Sunday, May 8, 2011

Group Selection Explains "Why We Celebrate a Killing"?

In an otherwise thoughtful piece in the New York Times on the reactions to Bin Laden's killing, Jonathan Haidt throws in a weird flourish
There’s the lower level at which individuals compete relentlessly with other individuals within their own groups. This competition rewards selfishness.

But there’s also a higher level at which groups compete with other groups. This competition favors groups that can best come together and act as one. Only a few species have found a way to do this. ...

Early humans found ways to come together as well, but for us unity is a fragile and temporary state. We have all the old selfish programming of other primates, but we also have a more recent overlay that makes us able to become, briefly, hive creatures like bees. Just think of the long lines to give blood after 9/11. Most of us wanted to do something — anything — to help.
last week’s celebrations were good and healthy. America achieved its goal — bravely and decisively — after 10 painful years. People who love their country sought out one another to share collective effervescence. They stepped out of their petty and partisan selves and became, briefly, just Americans rejoicing together.
The claim seems to be that the origins of these reactions in group selection means that displaying these reactions now is "good and healthy" because group selection benefits groups? Not the best argument, I would say.


Greg Frost-Arnold said...

I think you're right. But I also wanted to pick on one other part of the quotation: "all the old selfish programming of other primates" would be disputed some or perhaps even many -- Frans de Waal would be leading this charge. Our two closest relatives are chimps and bonobos (we are phylogenetically equidistant from each). Chimpanzees, in several straightforward ways, display selfish behavior. (Though even there, we sometimes see them doing things to help others without any obvious benefit to themselves.) But bonobos just are not as selfish. So calling our unselfish tendencies a recent overlay seems a stretch.

Jason Antrosio said...

Thank you for this post, but I would disagree that this is an "otherwise thoughtful piece." As Greg Frost-Arnold comments here, the non-human primate example is particularly ludicrous, and it's hardly the only problem.
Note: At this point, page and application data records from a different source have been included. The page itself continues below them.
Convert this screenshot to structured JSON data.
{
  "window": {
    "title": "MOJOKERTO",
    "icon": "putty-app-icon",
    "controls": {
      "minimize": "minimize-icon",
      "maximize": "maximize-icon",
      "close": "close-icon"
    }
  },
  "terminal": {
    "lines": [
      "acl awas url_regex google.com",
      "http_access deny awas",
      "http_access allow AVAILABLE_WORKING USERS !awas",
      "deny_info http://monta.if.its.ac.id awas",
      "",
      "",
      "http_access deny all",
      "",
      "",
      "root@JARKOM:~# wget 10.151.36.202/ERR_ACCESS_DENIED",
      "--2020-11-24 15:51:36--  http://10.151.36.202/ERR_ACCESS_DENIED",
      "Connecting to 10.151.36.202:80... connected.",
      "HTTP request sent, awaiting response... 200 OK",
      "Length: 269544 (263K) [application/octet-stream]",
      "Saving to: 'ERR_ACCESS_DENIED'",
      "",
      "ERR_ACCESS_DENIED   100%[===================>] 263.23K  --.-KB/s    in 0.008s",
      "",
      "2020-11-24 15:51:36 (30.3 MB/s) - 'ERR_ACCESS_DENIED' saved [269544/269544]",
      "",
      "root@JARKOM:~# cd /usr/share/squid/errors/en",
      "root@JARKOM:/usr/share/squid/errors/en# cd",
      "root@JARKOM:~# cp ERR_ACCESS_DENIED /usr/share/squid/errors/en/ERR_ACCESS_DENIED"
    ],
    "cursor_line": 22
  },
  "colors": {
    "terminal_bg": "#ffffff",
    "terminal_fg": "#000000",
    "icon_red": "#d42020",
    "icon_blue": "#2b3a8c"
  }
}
Haidt's comments are a diversion from a real analysis of the celebrations. I wrote about this in my blog-post "Anthropological responsibilities on bin Laden celebrations":

Anonymous said...

There seems to be quite a lot to celebrate about Nazi Germany, it seems, according to Mr. Haidt's sharp, sharp analysis. It's quite hard to take this seriously.